BEGIN Given data

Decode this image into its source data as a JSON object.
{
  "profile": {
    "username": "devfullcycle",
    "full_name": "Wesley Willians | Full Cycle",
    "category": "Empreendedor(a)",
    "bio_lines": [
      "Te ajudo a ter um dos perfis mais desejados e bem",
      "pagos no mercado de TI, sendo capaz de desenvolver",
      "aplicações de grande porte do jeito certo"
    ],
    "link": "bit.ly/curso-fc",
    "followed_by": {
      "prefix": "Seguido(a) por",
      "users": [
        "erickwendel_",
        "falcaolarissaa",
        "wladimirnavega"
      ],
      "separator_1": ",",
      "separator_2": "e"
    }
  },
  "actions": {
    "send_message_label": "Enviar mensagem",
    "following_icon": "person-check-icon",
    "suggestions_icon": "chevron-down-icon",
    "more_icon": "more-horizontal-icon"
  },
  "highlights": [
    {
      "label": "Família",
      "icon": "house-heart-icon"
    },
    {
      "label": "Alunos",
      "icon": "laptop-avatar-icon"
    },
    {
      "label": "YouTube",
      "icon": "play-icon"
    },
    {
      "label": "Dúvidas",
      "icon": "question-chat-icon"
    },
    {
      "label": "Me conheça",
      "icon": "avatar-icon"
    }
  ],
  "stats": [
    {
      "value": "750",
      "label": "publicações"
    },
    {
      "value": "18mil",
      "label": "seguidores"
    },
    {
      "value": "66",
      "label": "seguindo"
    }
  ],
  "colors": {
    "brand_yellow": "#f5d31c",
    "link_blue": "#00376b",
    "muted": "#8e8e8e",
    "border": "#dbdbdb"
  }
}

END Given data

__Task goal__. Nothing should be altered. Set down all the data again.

__Response__.
Decode this image into its source data as a JSON object.
{
  "profile": {
    "username": "devfullcycle",
    "full_name": "Wesley Willians | Full Cycle",
    "category": "Empreendedor(a)",
    "bio_lines": [
      "Te ajudo a ter um dos perfis mais desejados e bem",
      "pagos no mercado de TI, sendo capaz de desenvolver",
      "aplicações de grande porte do jeito certo"
    ],
    "link": "bit.ly/curso-fc",
    "followed_by": {
      "prefix": "Seguido(a) por",
      "users": [
        "erickwendel_",
        "falcaolarissaa",
        "wladimirnavega"
      ],
      "separator_1": ",",
      "separator_2": "e"
    }
  },
  "actions": {
    "send_message_label": "Enviar mensagem",
    "following_icon": "person-check-icon",
    "suggestions_icon": "chevron-down-icon",
    "more_icon": "more-horizontal-icon"
  },
  "highlights": [
    {
      "label": "Família",
      "icon": "house-heart-icon"
    },
    {
      "label": "Alunos",
      "icon": "laptop-avatar-icon"
    },
    {
      "label": "YouTube",
      "icon": "play-icon"
    },
    {
      "label": "Dúvidas",
      "icon": "question-chat-icon"
    },
    {
      "label": "Me conheça",
      "icon": "avatar-icon"
    }
  ],
  "stats": [
    {
      "value": "750",
      "label": "publicações"
    },
    {
      "value": "18mil",
      "label": "seguidores"
    },
    {
      "value": "66",
      "label": "seguindo"
    }
  ],
  "colors": {
    "brand_yellow": "#f5d31c",
    "link_blue": "#00376b",
    "muted": "#8e8e8e",
    "border": "#dbdbdb"
  }
}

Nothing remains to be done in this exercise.